Santa Fe is more tourist-y. Especially wealthy tourists. When California became too expensive in the 80-90’s many of that state’s residents moved to Santa Fe. There is a mix of rich people trying to ignore the tourists, celebs trying not to be recognized, Poor people and wannabe rich people catering to the tourists, and tourists trying not to look like tourists while keeping a sharp eye out for celebs. It just seems a bit…pretentious?..contrived? It almost seems to me that people say Santa Fe is cool, and the art is worth the asking prices because they don’t want to be the odd one that says otherwise? It is not not polite to giggle at the women of a certain age wearing 30# of silver and turquoise jewelry, peasant skirt, and Georgia O’Keefe hat. They are as ubiquitous in Santa Fe as the umbrella and hat ladies are in Vienna.
Albuquerque is a city filled with people earning livings for the most part unrelated to tourism or art. Yeah, there is a bit of that, but while Albuquerque would suffer a bit if tourists stopped coming, Santa Fe would crash.
If you are a Doper because you are Geeky, here are some places you might like:
National Atomic Museum in Albuquerque. Stuff like replicas of the only nuclear bombs ever used in warfare assembled from actual spare parts. Horrific to be sure, but there is a ton of science behind them, and much of it came from Los Alamos and Sandia National labs.
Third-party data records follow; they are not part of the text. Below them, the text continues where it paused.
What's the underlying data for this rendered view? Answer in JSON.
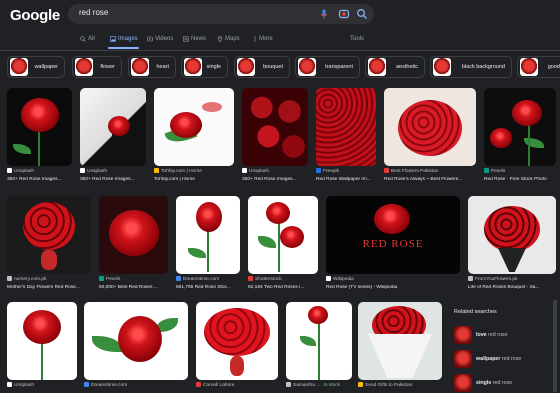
{
  "header": {
    "logo": "Google",
    "query": "red rose",
    "mic_icon": "microphone-icon",
    "lens_icon": "lens-icon",
    "search_icon": "search-icon"
  },
  "tabs": [
    {
      "label": "All",
      "icon": "search-icon"
    },
    {
      "label": "Images",
      "icon": "image-icon",
      "active": true
    },
    {
      "label": "Videos",
      "icon": "video-icon"
    },
    {
      "label": "News",
      "icon": "news-icon"
    },
    {
      "label": "Maps",
      "icon": "map-icon"
    },
    {
      "label": "More",
      "icon": "more-icon"
    }
  ],
  "tools_label": "Tools",
  "chips": [
    "wallpaper",
    "flower",
    "heart",
    "single",
    "bouquet",
    "transparent",
    "aesthetic",
    "black background",
    "good"
  ],
  "row1": [
    {
      "source": "Unsplash",
      "title": "350+ Red Rose Images..."
    },
    {
      "source": "Unsplash",
      "title": "350+ Red Rose Images..."
    },
    {
      "source": "Tohfay.com | Home",
      "title": "Tohfay.com | Home"
    },
    {
      "source": "Unsplash",
      "title": "350+ Red Rose Images..."
    },
    {
      "source": "Freepik",
      "title": "Red Rose Wallpaper Im..."
    },
    {
      "source": "Best Flowers Pakistan",
      "title": "Red Rose's Always ~ Best Flowers..."
    },
    {
      "source": "Pexels",
      "title": "Red Rose · Free Stock Photo"
    }
  ],
  "row2": [
    {
      "source": "nursery.com.pk",
      "title": "Mother's Day Flowers Red Rose..."
    },
    {
      "source": "Pexels",
      "title": "50,000+ Best Red Roses ..."
    },
    {
      "source": "Dreamstime.com",
      "title": "681,755 Red Rose Stoc..."
    },
    {
      "source": "Shutterstock",
      "title": "62,194 Two Red Roses I..."
    },
    {
      "source": "Wikipedia",
      "title": "Red Rose (TV series) - Wikipedia",
      "overlay": "RED ROSE"
    },
    {
      "source": "FromYouFlowers.pk",
      "title": "Life of Red Roses Bouquet - Sa..."
    }
  ],
  "row3": [
    {
      "source": "Unsplash"
    },
    {
      "source": "Dreamstime.com"
    },
    {
      "source": "Cornell Lahore"
    },
    {
      "source": "Samantha ...",
      "badge": "In stock"
    },
    {
      "source": "Send Gifts to Pakistan"
    }
  ],
  "related": {
    "heading": "Related searches",
    "items": [
      {
        "bold": "love",
        "rest": " red rose"
      },
      {
        "bold": "wallpaper",
        "rest": " red rose"
      },
      {
        "bold": "single",
        "rest": " red rose"
      }
    ]
  },
  "colors": {
    "bg": "#202124",
    "accent": "#8ab4f8",
    "rose": "#d0131b",
    "stock_green": "#81c995"
  }
}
Taos Gorge and Earthships. A pretty cool arch bridge over a deep narrow gorge. Just up the road a mile or so is where a bunch of hippies are building earth sheltered dwellings out of tires. They have one set up that you can tour and as in information center…mostly to keep the curious from roaming about the community proper.
The big Radio Telescope is worth stopping at if you are already down that way, but not enough to go out of your way for. I have been there maybe five times and the wind was always honking with gusts to mother honking.
If your into bicycling there is a trail along the Rio Grand that stretches through all of Albuquerque north-to-south with only a few level crossings. You can also ride ~40 mi. down the Rio Grande to Belen and take the Rail-Runner train back. (No tandems allowed on train though)
If you like wine, there are some little vineyards that are worth a stop.
If you are into motorcycling, there are some nice twisty roads I can recommend.
If you have 4WD I can recommend some spectacular back ways that will actually get you somewhere.
Carlsbad Caverns is cool, especially if they are still running primitive tours of the smaller caves.